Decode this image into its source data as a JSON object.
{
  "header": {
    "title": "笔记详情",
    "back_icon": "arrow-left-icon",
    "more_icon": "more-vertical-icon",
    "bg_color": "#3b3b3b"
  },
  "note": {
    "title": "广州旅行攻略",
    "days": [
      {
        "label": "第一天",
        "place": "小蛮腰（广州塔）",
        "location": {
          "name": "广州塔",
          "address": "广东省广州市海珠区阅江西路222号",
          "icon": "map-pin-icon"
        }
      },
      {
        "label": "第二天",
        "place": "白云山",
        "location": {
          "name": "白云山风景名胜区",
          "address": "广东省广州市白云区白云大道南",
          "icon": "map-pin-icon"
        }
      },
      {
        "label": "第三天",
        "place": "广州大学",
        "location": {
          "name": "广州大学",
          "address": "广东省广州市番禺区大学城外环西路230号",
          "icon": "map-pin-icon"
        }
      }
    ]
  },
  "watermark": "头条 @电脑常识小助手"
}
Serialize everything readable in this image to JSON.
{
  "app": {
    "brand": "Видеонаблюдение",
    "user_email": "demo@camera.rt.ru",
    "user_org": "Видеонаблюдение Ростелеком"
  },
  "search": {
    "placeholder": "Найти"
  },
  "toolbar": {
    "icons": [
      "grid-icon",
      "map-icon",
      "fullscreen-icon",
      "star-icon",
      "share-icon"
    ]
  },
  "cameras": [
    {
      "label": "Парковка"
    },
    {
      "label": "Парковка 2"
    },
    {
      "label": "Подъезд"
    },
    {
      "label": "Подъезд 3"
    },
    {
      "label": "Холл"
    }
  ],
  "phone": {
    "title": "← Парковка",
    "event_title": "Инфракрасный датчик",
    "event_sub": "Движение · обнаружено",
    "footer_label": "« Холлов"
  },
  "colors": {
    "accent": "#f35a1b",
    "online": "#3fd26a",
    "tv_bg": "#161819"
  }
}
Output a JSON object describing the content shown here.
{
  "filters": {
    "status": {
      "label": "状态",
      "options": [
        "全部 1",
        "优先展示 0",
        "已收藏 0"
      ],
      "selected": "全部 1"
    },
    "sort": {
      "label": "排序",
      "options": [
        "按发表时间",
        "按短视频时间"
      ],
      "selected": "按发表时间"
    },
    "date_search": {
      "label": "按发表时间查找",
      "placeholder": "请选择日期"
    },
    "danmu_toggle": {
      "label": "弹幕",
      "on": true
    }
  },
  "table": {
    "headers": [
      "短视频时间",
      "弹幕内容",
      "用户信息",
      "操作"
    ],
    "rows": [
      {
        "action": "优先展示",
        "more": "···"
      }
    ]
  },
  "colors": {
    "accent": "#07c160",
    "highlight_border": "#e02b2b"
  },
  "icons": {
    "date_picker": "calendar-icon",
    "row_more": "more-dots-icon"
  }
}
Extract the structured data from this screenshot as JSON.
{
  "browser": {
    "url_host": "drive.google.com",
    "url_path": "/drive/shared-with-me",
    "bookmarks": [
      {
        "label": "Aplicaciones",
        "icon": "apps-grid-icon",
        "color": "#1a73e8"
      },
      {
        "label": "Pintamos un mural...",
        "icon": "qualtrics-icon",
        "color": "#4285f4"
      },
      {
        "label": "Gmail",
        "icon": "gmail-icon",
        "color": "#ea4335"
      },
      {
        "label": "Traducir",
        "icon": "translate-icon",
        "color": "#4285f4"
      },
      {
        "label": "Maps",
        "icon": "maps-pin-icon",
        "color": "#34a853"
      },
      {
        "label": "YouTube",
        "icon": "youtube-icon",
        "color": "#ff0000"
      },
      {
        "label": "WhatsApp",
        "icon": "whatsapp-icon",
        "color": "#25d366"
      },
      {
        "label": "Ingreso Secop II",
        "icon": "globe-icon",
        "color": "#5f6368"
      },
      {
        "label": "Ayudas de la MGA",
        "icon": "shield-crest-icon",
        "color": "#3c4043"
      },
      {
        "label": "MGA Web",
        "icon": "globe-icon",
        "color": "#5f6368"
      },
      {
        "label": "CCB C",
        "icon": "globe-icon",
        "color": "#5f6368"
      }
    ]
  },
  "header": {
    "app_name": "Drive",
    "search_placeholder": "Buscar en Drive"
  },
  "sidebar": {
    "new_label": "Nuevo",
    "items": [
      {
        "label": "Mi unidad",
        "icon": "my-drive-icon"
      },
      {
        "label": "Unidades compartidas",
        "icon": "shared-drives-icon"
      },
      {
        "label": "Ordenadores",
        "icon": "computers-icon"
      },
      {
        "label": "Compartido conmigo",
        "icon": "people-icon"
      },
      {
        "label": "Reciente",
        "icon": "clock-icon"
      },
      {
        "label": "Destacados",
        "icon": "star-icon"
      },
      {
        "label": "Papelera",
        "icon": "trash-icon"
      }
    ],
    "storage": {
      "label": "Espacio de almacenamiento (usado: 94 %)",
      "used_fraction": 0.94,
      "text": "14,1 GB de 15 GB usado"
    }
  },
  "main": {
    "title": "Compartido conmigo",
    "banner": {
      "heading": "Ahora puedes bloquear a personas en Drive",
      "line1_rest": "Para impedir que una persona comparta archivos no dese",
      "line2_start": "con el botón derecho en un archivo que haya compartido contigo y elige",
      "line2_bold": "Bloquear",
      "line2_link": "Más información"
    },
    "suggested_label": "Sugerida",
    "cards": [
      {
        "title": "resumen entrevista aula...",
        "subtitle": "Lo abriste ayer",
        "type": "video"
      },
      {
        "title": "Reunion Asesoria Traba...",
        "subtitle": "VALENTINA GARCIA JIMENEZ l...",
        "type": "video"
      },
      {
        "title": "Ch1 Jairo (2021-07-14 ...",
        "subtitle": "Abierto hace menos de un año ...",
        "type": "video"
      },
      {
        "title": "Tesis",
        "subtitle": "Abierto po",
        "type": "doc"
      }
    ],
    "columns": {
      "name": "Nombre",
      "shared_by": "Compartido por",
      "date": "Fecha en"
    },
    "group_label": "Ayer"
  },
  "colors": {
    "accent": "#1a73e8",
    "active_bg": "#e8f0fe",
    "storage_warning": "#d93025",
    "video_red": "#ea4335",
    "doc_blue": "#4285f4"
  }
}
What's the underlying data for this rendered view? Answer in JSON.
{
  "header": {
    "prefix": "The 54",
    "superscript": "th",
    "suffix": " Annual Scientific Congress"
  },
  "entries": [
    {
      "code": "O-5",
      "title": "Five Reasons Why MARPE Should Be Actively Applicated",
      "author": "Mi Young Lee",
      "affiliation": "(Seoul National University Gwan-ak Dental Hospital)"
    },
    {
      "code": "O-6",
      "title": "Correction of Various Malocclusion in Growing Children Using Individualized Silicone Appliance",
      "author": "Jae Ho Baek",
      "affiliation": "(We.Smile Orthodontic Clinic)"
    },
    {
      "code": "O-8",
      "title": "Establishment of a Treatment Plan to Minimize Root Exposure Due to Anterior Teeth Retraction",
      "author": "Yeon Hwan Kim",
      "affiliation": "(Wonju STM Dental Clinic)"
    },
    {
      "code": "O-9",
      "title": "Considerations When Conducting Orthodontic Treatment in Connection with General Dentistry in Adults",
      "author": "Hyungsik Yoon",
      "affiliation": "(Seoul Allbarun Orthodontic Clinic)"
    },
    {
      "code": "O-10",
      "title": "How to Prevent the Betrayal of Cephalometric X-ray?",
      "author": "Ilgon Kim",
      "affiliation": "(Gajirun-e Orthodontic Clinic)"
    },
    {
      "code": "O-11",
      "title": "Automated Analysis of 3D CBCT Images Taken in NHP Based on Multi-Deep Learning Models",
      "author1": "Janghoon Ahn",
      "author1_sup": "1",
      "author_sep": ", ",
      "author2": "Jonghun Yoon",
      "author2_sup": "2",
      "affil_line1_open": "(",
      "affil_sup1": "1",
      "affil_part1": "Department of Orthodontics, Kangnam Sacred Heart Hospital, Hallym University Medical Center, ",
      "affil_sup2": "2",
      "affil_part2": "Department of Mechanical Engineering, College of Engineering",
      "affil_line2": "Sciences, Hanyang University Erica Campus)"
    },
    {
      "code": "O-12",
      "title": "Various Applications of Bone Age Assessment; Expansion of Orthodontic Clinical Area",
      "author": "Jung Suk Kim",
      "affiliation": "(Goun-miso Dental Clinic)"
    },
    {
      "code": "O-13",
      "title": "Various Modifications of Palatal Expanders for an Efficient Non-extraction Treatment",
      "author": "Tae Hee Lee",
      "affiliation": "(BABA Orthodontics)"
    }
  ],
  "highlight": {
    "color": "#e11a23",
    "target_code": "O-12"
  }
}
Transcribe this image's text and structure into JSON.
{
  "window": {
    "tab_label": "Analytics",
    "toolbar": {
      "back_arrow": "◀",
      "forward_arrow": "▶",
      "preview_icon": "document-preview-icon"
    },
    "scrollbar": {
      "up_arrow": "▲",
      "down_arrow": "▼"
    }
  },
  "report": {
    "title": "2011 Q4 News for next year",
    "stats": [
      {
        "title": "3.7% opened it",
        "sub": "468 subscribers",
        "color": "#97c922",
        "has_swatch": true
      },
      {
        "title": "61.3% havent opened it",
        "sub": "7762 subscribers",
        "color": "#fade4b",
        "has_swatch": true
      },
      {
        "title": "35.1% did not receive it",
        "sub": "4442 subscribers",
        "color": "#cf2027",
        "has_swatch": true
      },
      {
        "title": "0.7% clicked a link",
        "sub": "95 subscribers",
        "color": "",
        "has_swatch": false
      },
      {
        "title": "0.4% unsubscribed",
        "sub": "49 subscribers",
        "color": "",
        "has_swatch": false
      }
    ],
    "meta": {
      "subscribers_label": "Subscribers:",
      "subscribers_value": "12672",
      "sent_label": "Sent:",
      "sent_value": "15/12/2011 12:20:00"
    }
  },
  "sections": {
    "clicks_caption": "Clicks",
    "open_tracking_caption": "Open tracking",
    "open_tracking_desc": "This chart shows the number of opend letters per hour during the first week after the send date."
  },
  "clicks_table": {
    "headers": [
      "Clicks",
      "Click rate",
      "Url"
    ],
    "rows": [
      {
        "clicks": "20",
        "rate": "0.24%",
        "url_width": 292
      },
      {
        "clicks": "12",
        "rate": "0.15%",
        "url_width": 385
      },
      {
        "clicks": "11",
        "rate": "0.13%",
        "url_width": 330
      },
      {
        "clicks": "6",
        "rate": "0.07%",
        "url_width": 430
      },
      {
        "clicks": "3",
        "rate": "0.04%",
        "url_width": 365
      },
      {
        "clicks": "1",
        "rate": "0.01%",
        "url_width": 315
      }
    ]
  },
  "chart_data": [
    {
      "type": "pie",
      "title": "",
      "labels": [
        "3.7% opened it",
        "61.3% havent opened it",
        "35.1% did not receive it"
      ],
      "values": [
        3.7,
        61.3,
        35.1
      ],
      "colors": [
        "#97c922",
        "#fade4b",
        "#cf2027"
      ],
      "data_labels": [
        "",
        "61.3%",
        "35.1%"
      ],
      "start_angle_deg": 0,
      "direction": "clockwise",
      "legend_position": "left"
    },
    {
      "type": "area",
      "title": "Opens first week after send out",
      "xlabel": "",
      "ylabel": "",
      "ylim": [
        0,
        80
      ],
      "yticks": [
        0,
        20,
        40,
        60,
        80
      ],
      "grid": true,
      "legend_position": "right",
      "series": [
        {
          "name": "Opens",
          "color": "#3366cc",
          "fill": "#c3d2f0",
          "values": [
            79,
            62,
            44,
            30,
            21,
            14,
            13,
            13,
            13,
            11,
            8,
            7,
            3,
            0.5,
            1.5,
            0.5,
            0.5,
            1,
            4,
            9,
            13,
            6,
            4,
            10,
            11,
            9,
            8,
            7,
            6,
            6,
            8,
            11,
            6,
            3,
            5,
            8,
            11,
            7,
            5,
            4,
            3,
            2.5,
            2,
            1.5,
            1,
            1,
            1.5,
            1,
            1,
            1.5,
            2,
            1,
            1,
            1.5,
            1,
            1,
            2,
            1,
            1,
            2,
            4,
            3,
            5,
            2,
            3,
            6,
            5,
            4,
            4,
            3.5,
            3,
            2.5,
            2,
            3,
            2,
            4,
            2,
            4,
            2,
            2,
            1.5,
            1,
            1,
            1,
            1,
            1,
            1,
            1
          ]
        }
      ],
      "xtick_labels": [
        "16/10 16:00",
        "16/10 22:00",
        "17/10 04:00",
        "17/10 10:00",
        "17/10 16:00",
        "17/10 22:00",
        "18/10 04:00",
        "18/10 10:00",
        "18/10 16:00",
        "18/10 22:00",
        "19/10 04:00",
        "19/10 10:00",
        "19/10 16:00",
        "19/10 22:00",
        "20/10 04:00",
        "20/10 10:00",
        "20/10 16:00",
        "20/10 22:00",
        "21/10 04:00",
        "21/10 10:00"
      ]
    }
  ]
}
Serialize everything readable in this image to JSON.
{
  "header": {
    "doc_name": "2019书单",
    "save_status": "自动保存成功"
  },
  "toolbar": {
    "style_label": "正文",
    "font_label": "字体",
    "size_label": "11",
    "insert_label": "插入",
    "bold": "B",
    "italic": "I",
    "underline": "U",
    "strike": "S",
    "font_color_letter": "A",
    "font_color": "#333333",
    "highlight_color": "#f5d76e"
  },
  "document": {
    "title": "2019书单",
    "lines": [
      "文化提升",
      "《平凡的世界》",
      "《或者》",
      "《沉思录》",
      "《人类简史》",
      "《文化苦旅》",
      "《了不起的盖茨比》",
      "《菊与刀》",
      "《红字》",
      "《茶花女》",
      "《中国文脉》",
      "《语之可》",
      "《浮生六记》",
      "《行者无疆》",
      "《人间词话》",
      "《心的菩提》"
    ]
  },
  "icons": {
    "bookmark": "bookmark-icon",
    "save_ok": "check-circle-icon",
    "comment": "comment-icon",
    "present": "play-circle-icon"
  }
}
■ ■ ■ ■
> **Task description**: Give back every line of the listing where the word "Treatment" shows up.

> **Response box**:
      "title": "Establishment of a Treatment Plan to Minimize Root Exposure Due to Anterior Teeth Retraction",
      "title": "Considerations When Conducting Orthodontic Treatment in Connection with General Dentistry in Adults",
      "title": "Various Modifications of Palatal Expanders for an Efficient Non-extraction Treatment",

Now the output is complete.